When you get past the anacronyms, the medical speak, the White Papers and the seemingly endless array of strategies the news coming out of Sheffield Olympic Legacy Park is simply staggering.
For the uninitiated the Park is on the site of the old Don Valley Stadium in Attercliffe. Already there is a school, a University Technical College and brand-new 3G community sports pitch – a returning home for Sheffield Eagles. A venue for DBL Sharks Sheffield is also in the final stages of planning.
These all back on to the English Institute of Sport Sheffield and iceSheffield to create the boundaries of the Park.
But it is what comes next which is most exciting. Two pioneering projects: The Orthopaedic and Rehabilitation Research and Innovation Centre (ORRIC); and The Centre of Child Health and Technology (CCHT) are a step closer to being realised after Chancellor Philip Hammond’s announced in the Autumn Budget that the government is allocating a further £2.3bn to investment in research development.
The centres will be led by Sheffield Children’s NHS Foundation Trust and Sheffield Teaching Hospitals NHS Foundation Trust and will put the city right at the heart of positioning the UK as a world-leader in health technology.
This is big stuff. For example the CCHT will bring together the NHS, private sector and academia to develop cutting-edge health technology to improve the treatment and management of long-term conditions such as asthma, diabetes, epilepsy and neurodisability that affect millions of children.
The ORRIC will promote similar collaborative research to address some of the most common yet debilitating musculoskeletal injuries and conditions such as those affecting the spine, hips, knees, ankles, shoulders and elbows.
As I said, lots of big words, lots of capital letters and lots of stuff going on behind the scenes with government proposals and announcements.

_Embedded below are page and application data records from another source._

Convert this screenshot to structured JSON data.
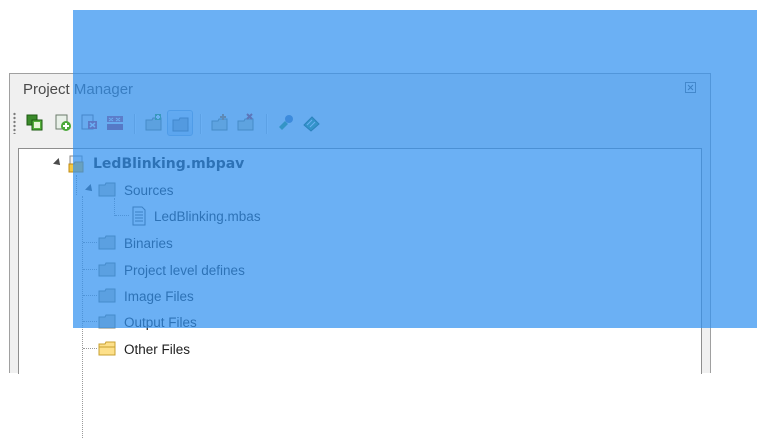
{
  "panel": {
    "title": "Project Manager",
    "close_label": "close"
  },
  "toolbar": {
    "buttons": [
      {
        "icon": "copy-project-icon"
      },
      {
        "icon": "add-file-icon"
      },
      {
        "icon": "remove-file-icon"
      },
      {
        "icon": "remove-all-icon"
      },
      {
        "icon": "add-folder-icon"
      },
      {
        "icon": "folder-view-icon",
        "pressed": true
      },
      {
        "icon": "new-folder-icon"
      },
      {
        "icon": "delete-folder-icon"
      },
      {
        "icon": "build-icon"
      },
      {
        "icon": "options-icon"
      }
    ]
  },
  "tree": {
    "root": "LedBlinking.mbpav",
    "sources": "Sources",
    "source_file": "LedBlinking.mbas",
    "folders": [
      "Binaries",
      "Project level defines",
      "Image Files",
      "Output Files",
      "Other Files"
    ]
  },
  "overlay": {
    "color": "#3291f0"
  }
}
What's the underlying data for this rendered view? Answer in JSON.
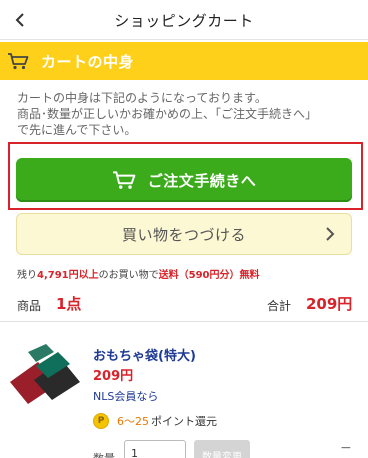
{
  "header": {
    "title": "ショッピングカート"
  },
  "section": {
    "label": "カートの中身"
  },
  "notice": {
    "line1": "カートの中身は下記のようになっております。",
    "line2": "商品･数量が正しいかお確かめの上、「ご注文手続きへ」",
    "line3": "で先に進んで下さい。"
  },
  "buttons": {
    "order": "ご注文手続きへ",
    "continue": "買い物をつづける"
  },
  "free_shipping": {
    "prefix": "残り",
    "amount": "4,791円以上",
    "middle": "のお買い物で",
    "shipping": "送料（590円分）無料"
  },
  "summary": {
    "qty_label": "商品",
    "qty_value": "1点",
    "total_label": "合計",
    "total_value": "209円"
  },
  "item": {
    "name": "おもちゃ袋(特大)",
    "price": "209円",
    "member": "NLS会員なら",
    "coin_letter": "P",
    "points_range": "6〜25",
    "points_text": "ポイント還元",
    "qty_label": "数量",
    "qty_value": "1",
    "update_label": "数量変更",
    "remove_label": "−"
  },
  "colors": {
    "section_bar": "#ffd01a",
    "order_button": "#3bab1c",
    "highlight_frame": "#d8232a",
    "price_red": "#d8232a",
    "link_blue": "#1f3a93",
    "continue_button": "#fdf8d4"
  },
  "icons": {
    "back": "chevron-left-icon",
    "section": "cart-icon",
    "order": "cart-icon",
    "continue": "chevron-right-icon",
    "points": "point-coin-icon"
  }
}
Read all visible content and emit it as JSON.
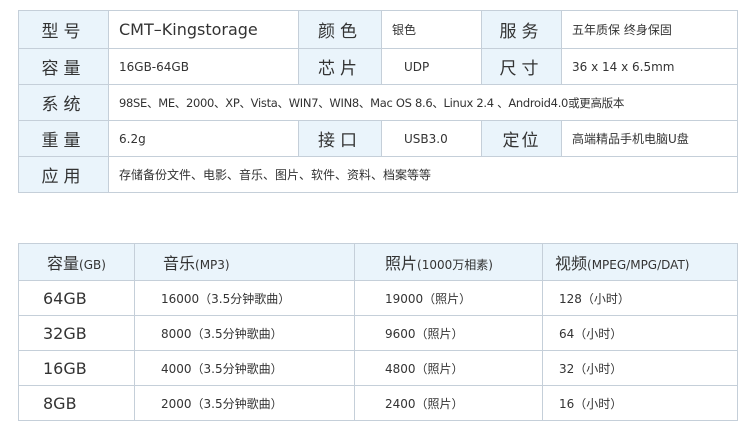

When it boils down to it, though, it is Sheffield doing what it does best. Where once steel workers at Brown Bayley made Sheffield stainless steel famous and Jessica Ennis-Hill trained to bring home gold from London 2012 the site will still be world-leading. And that is something to celebrate.